If you are cleaning up after a fire, you can't just roll into the fire site and start cleaning things up. You have to be careful with how you clean because you don't just have to look out for areas damaged by the fire; you have to look out for smoke damage.

1. Always Verify the Safety of the Building

After a fire, no matter how small or severe it seemed to you, you will want to verify that the building is safe before you try to enter it and start cleaning things up. If the fire department responds to the fire, you will want to wait for the fire department to give you the all-clear that the building is safe to enter. If the fire was small enough that professional help was not called in, you will want to ensure that the fire is totally extinguished before you start the clean-up process.

2. Protect Your Body

Smoke damage is not just harmful physical structures; it can also be harmful to your body. As you clean things up, soot will get stirred up and released into the air, where it can then get into your lungs, eyes and come into contact with your skin. There are often additional hazardous materials that can be found in the smoke as well that you are going to need to protect yourself from.

With smoke, you will want to wear a respirator that is specifically designed to filter out soot and chemicals. You should wear goggles, gloves and cover up as much of your skin as you can. You should wear thick gloves as well.

3. Get to Work

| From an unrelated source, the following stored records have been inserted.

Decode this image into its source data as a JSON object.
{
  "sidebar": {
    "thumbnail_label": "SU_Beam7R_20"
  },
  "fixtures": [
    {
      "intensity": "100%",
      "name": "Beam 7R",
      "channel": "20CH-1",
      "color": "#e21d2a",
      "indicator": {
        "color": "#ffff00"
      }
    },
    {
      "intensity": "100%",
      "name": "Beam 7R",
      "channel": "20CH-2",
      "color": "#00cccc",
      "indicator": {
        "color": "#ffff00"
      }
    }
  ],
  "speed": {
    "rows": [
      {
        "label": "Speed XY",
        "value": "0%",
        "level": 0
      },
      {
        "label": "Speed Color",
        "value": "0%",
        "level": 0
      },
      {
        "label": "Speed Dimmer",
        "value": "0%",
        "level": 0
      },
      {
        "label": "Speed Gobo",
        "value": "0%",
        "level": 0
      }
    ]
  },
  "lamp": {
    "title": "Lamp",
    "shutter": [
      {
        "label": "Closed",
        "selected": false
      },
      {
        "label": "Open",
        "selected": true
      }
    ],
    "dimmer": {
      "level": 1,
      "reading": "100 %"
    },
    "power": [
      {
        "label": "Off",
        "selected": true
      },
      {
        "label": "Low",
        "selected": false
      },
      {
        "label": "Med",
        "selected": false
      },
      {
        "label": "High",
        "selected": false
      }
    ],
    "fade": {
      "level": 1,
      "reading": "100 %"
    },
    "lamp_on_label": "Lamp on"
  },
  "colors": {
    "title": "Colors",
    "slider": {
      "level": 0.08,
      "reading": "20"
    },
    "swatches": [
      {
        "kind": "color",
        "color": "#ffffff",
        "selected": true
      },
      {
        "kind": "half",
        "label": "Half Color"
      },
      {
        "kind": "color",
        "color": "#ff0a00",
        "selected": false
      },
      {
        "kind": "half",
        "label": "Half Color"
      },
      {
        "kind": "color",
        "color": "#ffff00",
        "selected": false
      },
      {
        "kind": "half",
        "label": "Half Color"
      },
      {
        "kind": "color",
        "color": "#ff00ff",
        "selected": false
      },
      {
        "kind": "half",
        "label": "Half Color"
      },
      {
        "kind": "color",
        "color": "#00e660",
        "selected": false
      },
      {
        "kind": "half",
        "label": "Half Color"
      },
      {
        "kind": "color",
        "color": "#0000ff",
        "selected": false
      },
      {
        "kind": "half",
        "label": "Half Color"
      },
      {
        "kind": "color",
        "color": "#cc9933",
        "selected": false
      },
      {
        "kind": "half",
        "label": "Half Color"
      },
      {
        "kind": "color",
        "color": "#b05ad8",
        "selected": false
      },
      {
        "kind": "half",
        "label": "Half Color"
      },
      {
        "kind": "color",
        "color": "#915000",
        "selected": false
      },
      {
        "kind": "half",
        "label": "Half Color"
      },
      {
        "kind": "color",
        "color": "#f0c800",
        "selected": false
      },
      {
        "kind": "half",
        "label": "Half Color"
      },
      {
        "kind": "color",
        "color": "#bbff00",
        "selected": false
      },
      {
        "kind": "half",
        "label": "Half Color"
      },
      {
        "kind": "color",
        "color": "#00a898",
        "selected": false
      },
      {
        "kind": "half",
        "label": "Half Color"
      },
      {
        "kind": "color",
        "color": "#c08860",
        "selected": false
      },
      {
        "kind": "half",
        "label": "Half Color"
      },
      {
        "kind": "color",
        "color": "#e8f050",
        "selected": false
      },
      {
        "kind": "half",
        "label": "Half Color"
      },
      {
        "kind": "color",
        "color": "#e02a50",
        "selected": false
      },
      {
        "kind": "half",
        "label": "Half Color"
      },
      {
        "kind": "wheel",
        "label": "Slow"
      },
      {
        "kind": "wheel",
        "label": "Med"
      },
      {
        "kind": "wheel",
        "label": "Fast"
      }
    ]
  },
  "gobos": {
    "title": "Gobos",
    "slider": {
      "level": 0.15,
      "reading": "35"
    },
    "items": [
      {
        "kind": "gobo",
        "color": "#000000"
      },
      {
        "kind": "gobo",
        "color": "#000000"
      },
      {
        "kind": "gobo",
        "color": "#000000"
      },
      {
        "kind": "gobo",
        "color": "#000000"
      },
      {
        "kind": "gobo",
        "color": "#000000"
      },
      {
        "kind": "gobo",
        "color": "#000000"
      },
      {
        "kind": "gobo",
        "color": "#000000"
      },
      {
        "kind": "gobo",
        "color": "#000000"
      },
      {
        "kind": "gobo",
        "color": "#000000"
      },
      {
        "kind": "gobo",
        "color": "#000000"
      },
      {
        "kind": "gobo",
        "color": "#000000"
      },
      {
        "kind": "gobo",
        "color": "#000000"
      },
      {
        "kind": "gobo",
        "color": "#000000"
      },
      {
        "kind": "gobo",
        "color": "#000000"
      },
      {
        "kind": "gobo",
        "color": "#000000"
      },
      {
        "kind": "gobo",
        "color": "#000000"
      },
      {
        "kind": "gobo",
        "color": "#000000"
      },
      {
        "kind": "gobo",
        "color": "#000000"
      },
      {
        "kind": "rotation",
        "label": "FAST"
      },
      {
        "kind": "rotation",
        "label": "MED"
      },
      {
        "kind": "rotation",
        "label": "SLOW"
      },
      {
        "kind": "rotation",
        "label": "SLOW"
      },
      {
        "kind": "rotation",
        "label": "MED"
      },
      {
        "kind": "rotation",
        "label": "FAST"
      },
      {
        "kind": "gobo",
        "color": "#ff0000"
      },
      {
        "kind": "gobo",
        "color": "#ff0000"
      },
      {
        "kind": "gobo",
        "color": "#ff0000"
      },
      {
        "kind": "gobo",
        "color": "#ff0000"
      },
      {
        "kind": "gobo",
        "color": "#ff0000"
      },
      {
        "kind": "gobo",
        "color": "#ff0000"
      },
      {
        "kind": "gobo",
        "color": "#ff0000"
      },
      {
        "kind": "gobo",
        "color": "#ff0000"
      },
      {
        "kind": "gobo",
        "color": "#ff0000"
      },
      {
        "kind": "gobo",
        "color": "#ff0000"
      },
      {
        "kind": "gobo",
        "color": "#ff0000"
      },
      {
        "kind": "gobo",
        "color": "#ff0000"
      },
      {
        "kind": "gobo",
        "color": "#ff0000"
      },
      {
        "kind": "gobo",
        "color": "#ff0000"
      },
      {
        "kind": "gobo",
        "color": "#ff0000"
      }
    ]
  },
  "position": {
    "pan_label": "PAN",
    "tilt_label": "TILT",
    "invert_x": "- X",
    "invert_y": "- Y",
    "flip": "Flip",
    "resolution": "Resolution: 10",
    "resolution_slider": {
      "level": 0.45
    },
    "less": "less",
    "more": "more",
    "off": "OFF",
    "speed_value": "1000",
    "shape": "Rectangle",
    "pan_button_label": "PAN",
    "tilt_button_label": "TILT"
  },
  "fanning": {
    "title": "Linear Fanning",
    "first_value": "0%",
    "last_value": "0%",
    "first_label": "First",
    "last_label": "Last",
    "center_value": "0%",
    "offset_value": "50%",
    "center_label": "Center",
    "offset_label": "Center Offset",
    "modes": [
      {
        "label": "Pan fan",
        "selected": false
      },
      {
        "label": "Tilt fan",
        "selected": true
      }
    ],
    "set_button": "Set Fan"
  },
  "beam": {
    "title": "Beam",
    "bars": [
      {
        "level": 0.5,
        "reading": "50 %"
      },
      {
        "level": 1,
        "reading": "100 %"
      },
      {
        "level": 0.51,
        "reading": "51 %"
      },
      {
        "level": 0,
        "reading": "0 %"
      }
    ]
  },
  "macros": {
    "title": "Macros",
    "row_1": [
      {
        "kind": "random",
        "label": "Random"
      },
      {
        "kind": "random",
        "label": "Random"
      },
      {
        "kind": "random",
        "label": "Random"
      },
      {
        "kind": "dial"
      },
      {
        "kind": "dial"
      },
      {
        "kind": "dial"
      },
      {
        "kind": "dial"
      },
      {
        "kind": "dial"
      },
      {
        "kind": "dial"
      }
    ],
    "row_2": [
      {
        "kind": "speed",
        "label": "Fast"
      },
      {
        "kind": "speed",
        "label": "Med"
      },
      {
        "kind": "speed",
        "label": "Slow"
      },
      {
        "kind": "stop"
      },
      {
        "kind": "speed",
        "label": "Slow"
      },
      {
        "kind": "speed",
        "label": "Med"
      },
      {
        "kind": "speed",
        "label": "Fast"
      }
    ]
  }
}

With smoke damage, as soon as you get the all-clear, you will want to have a professional team ready to help you clean up the smoke. Soot stains, and the longer that it is left in place, the harder it will be to get rid of the stains that soot creates. Additionally, the longer the soot is left in place, the harder it can be to get rid of the smell that it makes as well.

4. Be Careful with Ventilation

After fire damage, you need ventilation in your workspace. However, you are going to want to be careful with how you achieve that ventilation. You will want to turn off the HVAC system, as you don't want it to carry soot to other parts of the building that were not impacted by the fire. You will want to open up doors and windows in the impacted area to get rid of the odors and provide yourself with ventilation as you clean.

After fire impacts, a building, don't start cleaning until the space is safe. Protect your body before you start to clean; you don't want to come into contact with the soot and chemicals it carries with it. Get to work as soon as you can, preferably with the assistance of a professional smoke damage cleanup team. Use doors and windows for ventilation, not the HVAC system.